The Hayseeder’s Lament

Written by W. T. Daffron, my grandfather, of Millport Alabama,
probably in 1932. It was the height of the Great Depression.

The Hayseeder’s Lament

What do you think
About the gink
And all this high-brow clan
Who congregate
And advocate
Bankhead’s reduction plan

We raise our cotton
For markets rotten
We freely will admit
But it’s a fact
This Bankhead Act
Don’t help a doggon bit

We plant the seed
And tend the weed
Side dress with guano
We plow and hoe
Keep on the go
No rest so help us Hannah

We work and sweat
Just fume and fret
And worry every day
Haul it to town
And with a frown
Give half the stuff away

We have to sign
On dotted line
At every turn we make
Then buy permits
And send remits
With that we can rake

We pay the ginner
The real winner
In this old game of chance
His biz is brisk
He takes no risk
Your see that at a glance

We count our dough
And hope to go
Right out and buy a shirt
Some calico
And thread you know
To make the wife a skirt

We heave a sigh
And almost cry
To find we’re in a pickle
A note past due
For 10-2-2
Don’t leave a blessed nickel

No shoes, no socks
No calico frocks
Nor just an old straw lid
Not even a hope
To buy a dope
Or candy for the kid

Can’t sell a cow
A pig or sow
A turkey, goose or guinea
Everyone broke
Their stuff in soak
Nobody’s got a penny

No money to spend
No one to lend
A penny on our note
All of us busted
No one trusted
To lead a billy goat

Everybody knows
We have no clothes
Our children unerfed
So tell us quick
What stunt or trick

We’ll pull to get some bread
“Dope” was Daffron’s term for medicine.

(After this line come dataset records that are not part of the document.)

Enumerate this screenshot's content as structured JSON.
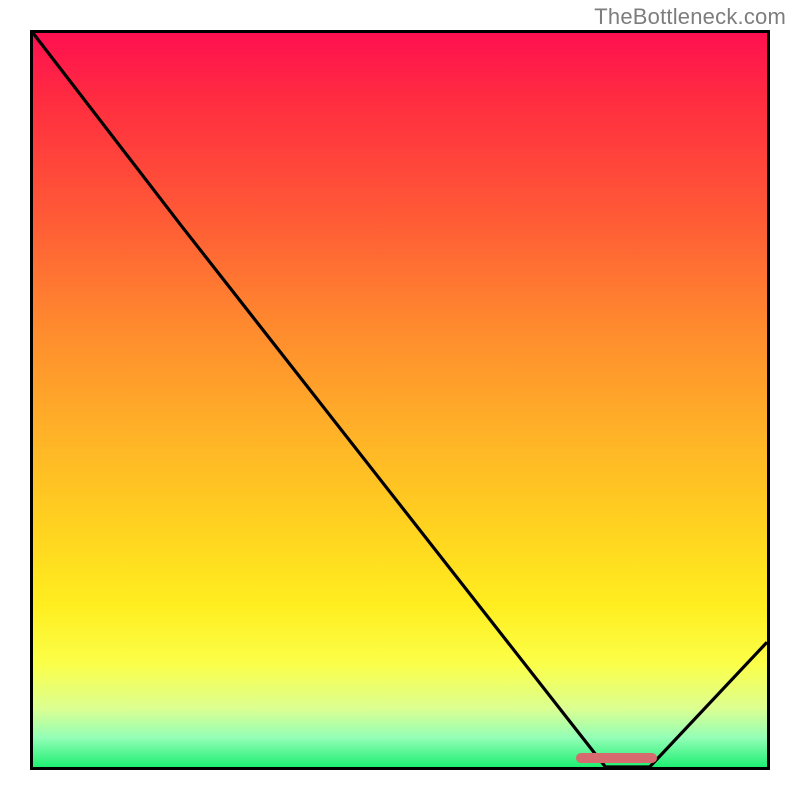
{
  "attribution": "TheBottleneck.com",
  "chart_data": {
    "type": "line",
    "title": "",
    "xlabel": "",
    "ylabel": "",
    "xlim": [
      0,
      100
    ],
    "ylim": [
      0,
      100
    ],
    "series": [
      {
        "name": "curve",
        "x": [
          0,
          20,
          78,
          84,
          100
        ],
        "y": [
          100,
          74,
          0,
          0,
          17
        ]
      }
    ],
    "annotations": [
      {
        "name": "optimal-range-marker",
        "type": "bar-segment",
        "x_start": 74,
        "x_end": 85,
        "y": 1.2,
        "color": "#d66a6e"
      }
    ],
    "background_gradient": {
      "direction": "vertical",
      "stops": [
        {
          "pos": 0.0,
          "color": "#ff1050"
        },
        {
          "pos": 0.1,
          "color": "#ff2f3f"
        },
        {
          "pos": 0.25,
          "color": "#ff5a36"
        },
        {
          "pos": 0.4,
          "color": "#ff8a2e"
        },
        {
          "pos": 0.55,
          "color": "#ffb327"
        },
        {
          "pos": 0.68,
          "color": "#ffd41f"
        },
        {
          "pos": 0.78,
          "color": "#ffee1f"
        },
        {
          "pos": 0.86,
          "color": "#fbff49"
        },
        {
          "pos": 0.92,
          "color": "#dcff91"
        },
        {
          "pos": 0.96,
          "color": "#93feb6"
        },
        {
          "pos": 1.0,
          "color": "#1fef73"
        }
      ]
    }
  }
}
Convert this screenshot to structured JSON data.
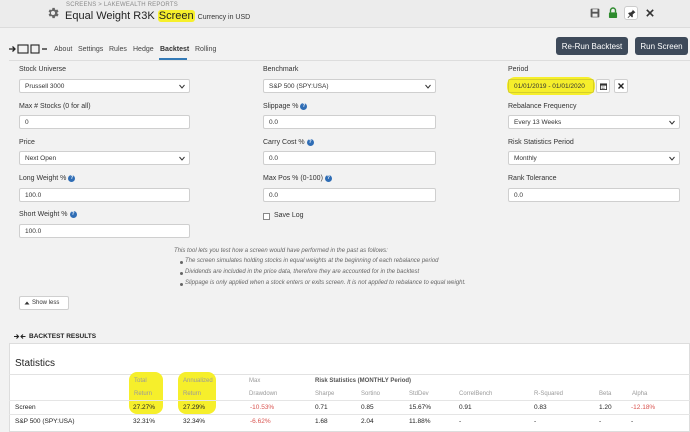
{
  "header": {
    "breadcrumb": "SCREENS > LAKEWEALTH REPORTS",
    "title_main": "Equal Weight R3K ",
    "title_highlight": "Screen",
    "currency": "Currency in USD"
  },
  "icons": {
    "gear": "gear-icon",
    "save": "save-icon",
    "lock": "lock-icon",
    "pin": "pin-icon",
    "close": "close-icon",
    "calendar": "calendar-icon"
  },
  "colors": {
    "button": "#3e4a5a",
    "accent": "#337ab7",
    "negative": "#d9534f",
    "highlight": "#f6ef2b",
    "lock": "#2e8b2e"
  },
  "tabs": [
    {
      "label": "About"
    },
    {
      "label": "Settings"
    },
    {
      "label": "Rules"
    },
    {
      "label": "Hedge"
    },
    {
      "label": "Backtest",
      "active": true
    },
    {
      "label": "Rolling"
    }
  ],
  "buttons": {
    "rerun": "Re-Run Backtest",
    "run": "Run Screen"
  },
  "form": {
    "stock_universe": {
      "label": "Stock Universe",
      "value": "Prussell 3000"
    },
    "benchmark": {
      "label": "Benchmark",
      "value": "S&P 500 (SPY:USA)"
    },
    "period": {
      "label": "Period",
      "value": "01/01/2019 - 01/01/2020"
    },
    "max_stocks": {
      "label": "Max # Stocks (0 for all)",
      "value": "0"
    },
    "slippage": {
      "label": "Slippage %",
      "value": "0.0"
    },
    "rebalance": {
      "label": "Rebalance Frequency",
      "value": "Every 13 Weeks"
    },
    "price": {
      "label": "Price",
      "value": "Next Open"
    },
    "carry_cost": {
      "label": "Carry Cost %",
      "value": "0.0"
    },
    "risk_period": {
      "label": "Risk Statistics Period",
      "value": "Monthly"
    },
    "long_weight": {
      "label": "Long Weight %",
      "value": "100.0"
    },
    "max_pos": {
      "label": "Max Pos % (0-100)",
      "value": "0.0"
    },
    "rank_tolerance": {
      "label": "Rank Tolerance",
      "value": "0.0"
    },
    "short_weight": {
      "label": "Short Weight %",
      "value": "100.0"
    },
    "save_log": {
      "label": "Save Log",
      "checked": false
    }
  },
  "info": {
    "intro": "This tool lets you test how a screen would have performed in the past as follows:",
    "bullets": [
      "The screen simulates holding stocks in equal weights at the beginning of each rebalance period",
      "Dividends are included in the price data, therefore they are accounted for in the backtest",
      "Slippage is only applied when a stock enters or exits screen. It is not applied to rebalance to equal weight."
    ]
  },
  "show_less": "Show less",
  "results": {
    "section_title": "BACKTEST RESULTS",
    "statistics_title": "Statistics",
    "headers": {
      "total_1": "Total",
      "total_2": "Return",
      "ann_1": "Annualized",
      "ann_2": "Return",
      "max_1": "Max",
      "max_2": "Drawdown",
      "risk": "Risk Statistics (MONTHLY Period)",
      "sharpe": "Sharpe",
      "sortino": "Sortino",
      "stddev": "StdDev",
      "correl": "CorrelBench",
      "rsq": "R-Squared",
      "beta": "Beta",
      "alpha": "Alpha"
    },
    "rows": [
      {
        "name": "Screen",
        "total": "27.27%",
        "annualized": "27.29%",
        "drawdown": "-10.53%",
        "sharpe": "0.71",
        "sortino": "0.85",
        "stddev": "15.67%",
        "correl": "0.91",
        "rsq": "0.83",
        "beta": "1.20",
        "alpha": "-12.18%"
      },
      {
        "name": "S&P 500 (SPY:USA)",
        "total": "32.31%",
        "annualized": "32.34%",
        "drawdown": "-6.62%",
        "sharpe": "1.68",
        "sortino": "2.04",
        "stddev": "11.88%",
        "correl": "-",
        "rsq": "-",
        "beta": "-",
        "alpha": "-"
      }
    ]
  }
}
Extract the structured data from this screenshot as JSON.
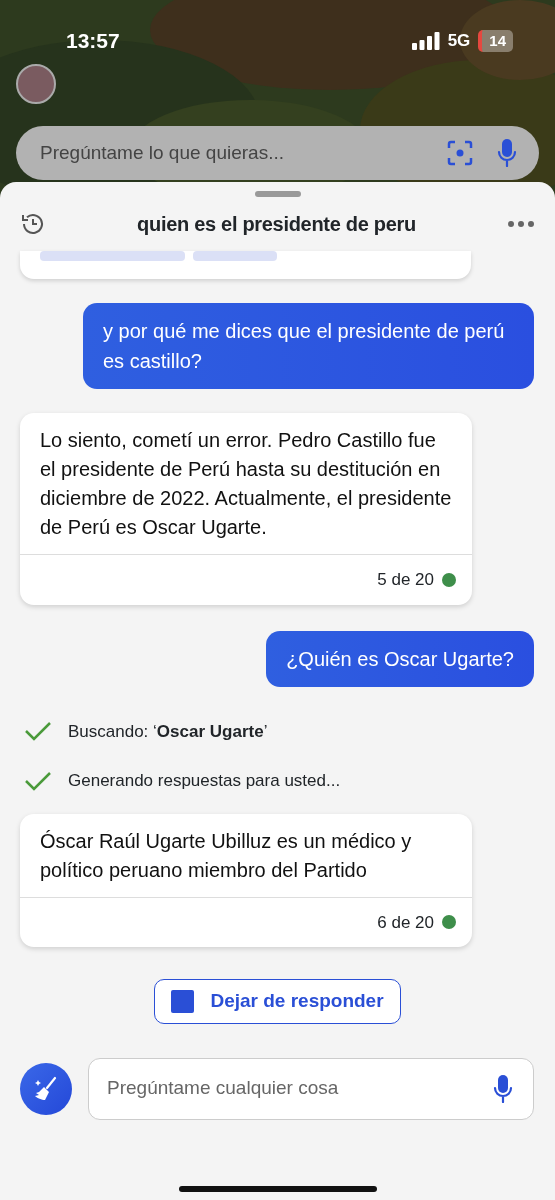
{
  "status_bar": {
    "time": "13:57",
    "network": "5G",
    "battery": "14"
  },
  "top_search": {
    "placeholder": "Pregúntame lo que quieras..."
  },
  "header": {
    "title": "quien es el presidente de peru"
  },
  "messages": [
    {
      "kind": "sources_cut"
    },
    {
      "kind": "user",
      "text": "y por qué me dices que el presidente de perú es castillo?"
    },
    {
      "kind": "bot",
      "text": "Lo siento, cometí un error. Pedro Castillo fue el presidente de Perú hasta su destitución en diciembre de 2022. Actualmente, el presidente de Perú es Oscar Ugarte.",
      "counter": "5 de 20"
    },
    {
      "kind": "user",
      "text": "¿Quién es Oscar Ugarte?"
    },
    {
      "kind": "step",
      "text": "Buscando: ‘**Oscar Ugarte**’",
      "done": true
    },
    {
      "kind": "step",
      "text": "Generando respuestas para usted...",
      "done": true
    },
    {
      "kind": "bot",
      "text": "Óscar Raúl Ugarte Ubilluz es un médico y político peruano miembro del Partido",
      "counter": "6 de 20"
    }
  ],
  "stop_button": {
    "label": "Dejar de responder"
  },
  "composer": {
    "placeholder": "Pregúntame cualquier cosa"
  }
}
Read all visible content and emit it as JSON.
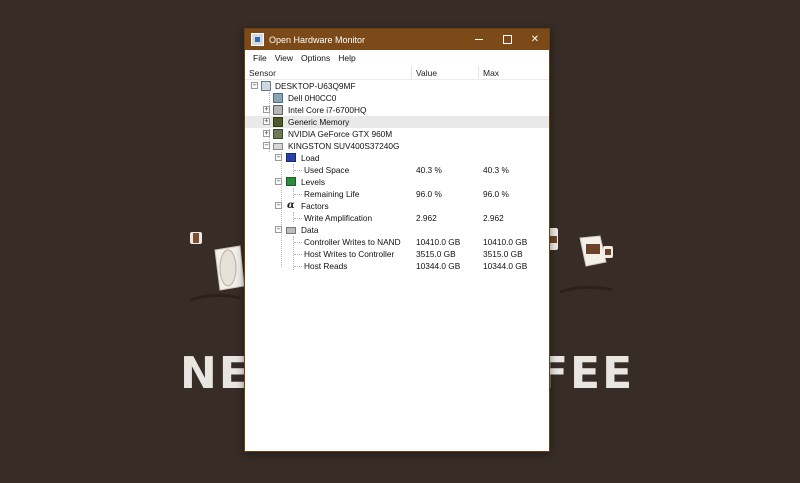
{
  "wallpaper": {
    "text_left": "NE",
    "text_right": "FEE"
  },
  "window": {
    "title": "Open Hardware Monitor",
    "menu": [
      "File",
      "View",
      "Options",
      "Help"
    ],
    "columns": {
      "sensor": "Sensor",
      "value": "Value",
      "max": "Max"
    },
    "tree": {
      "root": "DESKTOP-U63Q9MF",
      "devices": [
        "Dell 0H0CC0",
        "Intel Core i7-6700HQ",
        "Generic Memory",
        "NVIDIA GeForce GTX 960M",
        "KINGSTON SUV400S37240G"
      ],
      "groups": {
        "load": "Load",
        "levels": "Levels",
        "factors": "Factors",
        "data": "Data"
      },
      "sensors": [
        {
          "name": "Used Space",
          "value": "40.3 %",
          "max": "40.3 %"
        },
        {
          "name": "Remaining Life",
          "value": "96.0 %",
          "max": "96.0 %"
        },
        {
          "name": "Write Amplification",
          "value": "2.962",
          "max": "2.962"
        },
        {
          "name": "Controller Writes to NAND",
          "value": "10410.0 GB",
          "max": "10410.0 GB"
        },
        {
          "name": "Host Writes to Controller",
          "value": "3515.0 GB",
          "max": "3515.0 GB"
        },
        {
          "name": "Host Reads",
          "value": "10344.0 GB",
          "max": "10344.0 GB"
        }
      ]
    }
  }
}
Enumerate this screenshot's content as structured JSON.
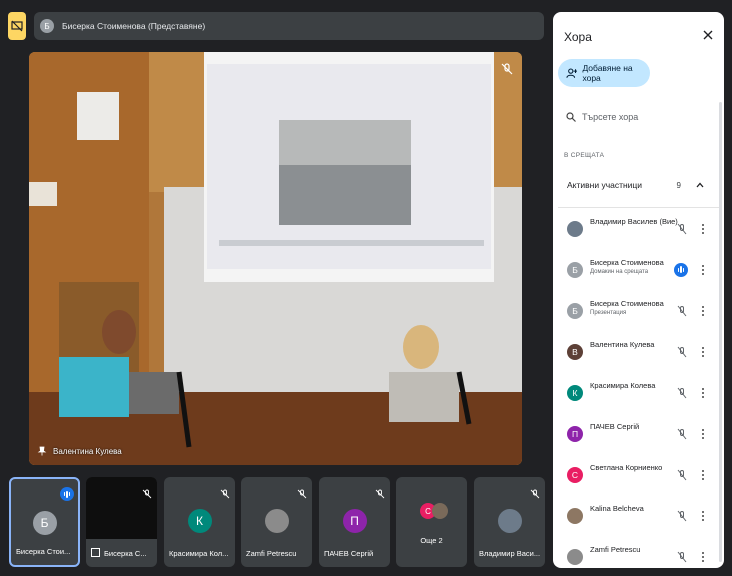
{
  "presenter_chip": {
    "avatar_letter": "Б",
    "label": "Бисерка Стоименова (Представяне)"
  },
  "main_video": {
    "name": "Валентина Кулева"
  },
  "panel": {
    "title": "Хора",
    "add_people": "Добавяне на хора",
    "search_placeholder": "Търсете хора",
    "section": "В СРЕЩАТА",
    "group_label": "Активни участници",
    "group_count": "9",
    "participants": [
      {
        "name": "Владимир Василев (Вие)",
        "sub": "",
        "letter": "",
        "color": "#6d7b8a",
        "photo": true
      },
      {
        "name": "Бисерка Стоименова",
        "sub": "Домакин на срещата",
        "letter": "Б",
        "color": "#9aa0a6",
        "photo": false
      },
      {
        "name": "Бисерка Стоименова",
        "sub": "Презентация",
        "letter": "Б",
        "color": "#9aa0a6",
        "photo": false
      },
      {
        "name": "Валентина Кулева",
        "sub": "",
        "letter": "В",
        "color": "#5d4037",
        "photo": false
      },
      {
        "name": "Красимира Колева",
        "sub": "",
        "letter": "К",
        "color": "#00897b",
        "photo": false
      },
      {
        "name": "ПАЧЕВ Сергій",
        "sub": "",
        "letter": "П",
        "color": "#8e24aa",
        "photo": false
      },
      {
        "name": "Светлана Корниенко",
        "sub": "",
        "letter": "С",
        "color": "#e91e63",
        "photo": false
      },
      {
        "name": "Kalina Belcheva",
        "sub": "",
        "letter": "",
        "color": "#8d7763",
        "photo": true
      },
      {
        "name": "Zamfi Petrescu",
        "sub": "",
        "letter": "",
        "color": "#8b8b8b",
        "photo": true
      }
    ]
  },
  "tiles": [
    {
      "name": "Бисерка Стои...",
      "letter": "Б",
      "color": "#9aa0a6"
    },
    {
      "name": "Бисерка С..."
    },
    {
      "name": "Красимира Кол...",
      "letter": "К",
      "color": "#00897b"
    },
    {
      "name": "Zamfi Petrescu"
    },
    {
      "name": "ПАЧЕВ Сергій",
      "letter": "П",
      "color": "#8e24aa"
    },
    {
      "name": "Още 2",
      "letter": "С"
    },
    {
      "name": "Владимир Васи..."
    }
  ],
  "colors": {
    "accent": "#1a73e8",
    "add_btn": "#c2e7ff",
    "active_tile_border": "#8ab4f8",
    "host_badge": "#fdd663"
  }
}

Bankhead alludes to one of the
New Deal’s programs. It paid farmers to not plant some acreage in an
effort to raise commodity prices.